Henry Hood AM

b. 1833 Seaton Carew, County Durham.  d. 12/09/1913 Hartlepool, County Durham.

DATE OF AM ACTION: 11/03/1883 Long Scar Rocks, Northumberland.

Henry Hood AM

Henry was the second eldest son of William Hood, who in 1823, became the Coxswain of the “Tees”, the first lifeboat in Seaton Carew, County Durham. On William’s retirement, his eldest son Robert took over, holding the post between 1855 and 1867, when Henry took his place.

In 1883, a Norwegian schooner named the Atlas ran aground on the Longscar Rocks. Eight horses and 15 seamen, including Coxswain Henry Hood, gathered to launch the lifeboat. The rough sea meant that the lifeboat could not be taken too close to the Longscar in case it too fell foul of the rocks. With limited vision due to the sleet and hail, Henry Hood and John Franklin took the brave decision to climb on to the Longscar, wade through the icy water and search the reef on foot.

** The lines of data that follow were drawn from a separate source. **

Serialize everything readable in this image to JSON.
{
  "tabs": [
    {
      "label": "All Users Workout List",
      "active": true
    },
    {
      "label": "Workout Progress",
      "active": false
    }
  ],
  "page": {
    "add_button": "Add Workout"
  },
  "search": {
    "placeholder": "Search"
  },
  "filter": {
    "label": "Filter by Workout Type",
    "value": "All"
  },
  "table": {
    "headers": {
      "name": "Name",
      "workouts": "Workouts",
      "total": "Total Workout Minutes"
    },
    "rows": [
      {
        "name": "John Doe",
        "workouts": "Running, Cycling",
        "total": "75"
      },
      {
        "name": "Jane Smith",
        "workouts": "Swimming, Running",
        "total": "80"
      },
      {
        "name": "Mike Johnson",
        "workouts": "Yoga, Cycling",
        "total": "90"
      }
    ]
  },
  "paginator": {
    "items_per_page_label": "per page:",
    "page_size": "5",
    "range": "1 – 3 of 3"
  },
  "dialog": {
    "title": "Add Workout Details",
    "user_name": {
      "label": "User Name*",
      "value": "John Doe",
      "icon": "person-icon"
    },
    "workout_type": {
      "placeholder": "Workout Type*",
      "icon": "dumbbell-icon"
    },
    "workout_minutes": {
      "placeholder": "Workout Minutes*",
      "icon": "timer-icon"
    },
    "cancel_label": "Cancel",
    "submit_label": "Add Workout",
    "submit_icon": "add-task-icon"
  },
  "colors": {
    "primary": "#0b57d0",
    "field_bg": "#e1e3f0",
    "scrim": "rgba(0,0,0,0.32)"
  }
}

The two men made their way slowly until finally they spotted the vessel. They called back to the lifeboat, another crew member, Matthew Franklin, brought to them a heaving line which was thrown toward the Atlas and was caught by their Captain. There were now three men standing perilously on the open rocks, their brave actions could have cost them their lives if the sea had knocked them from their feet and swept them into open water but with great difficulty the rescue was made, and the five crew members of the Atlas were taken aboard the lifeboat. The Mate, who had jumped overboard, and the Captain who had been struck by the heaving line were barely conscious. Hood was dragged in last; he was battered, bruised and exhausted. But he and his crew, along with the rescued five,safely returned to the shore soonafter.

Henry Hood, John and Matthew Franklin, were all awarded silver medals for their bravery during the rescue of the Atlas. Henry also had the Albert Medal of the second class bestowed upon him by Queen Victoria. Henry eventually retired in August 1898 after 31 years as Coxswain of the Seaton Carew lifeboat. He and his crew were instrumental in saving 89 lives. On his retirement he was awarded the Silver Second Service Clasp Medal, a framed Certificate of Service from the R.N.L.I, and a silver watch, gold chain and £30 from the crew of the lifeboat and friends of Seaton Carew.



HER Majesty the Queen has been graciously pleased to confer the decoration of the ” Albert Medal of the Second Class” upon MR. HENRY HOOD, Coxswain of the lifeboat belonging to the Royal National Lifeboat Institution, stationed at Seaton Carew, for his gallantry in saving life at the imminent risk of his own, on the occasion of the wreck of the Norwegian schooner “Atlas,” on the Long Scar Rocks, on the 11th March last.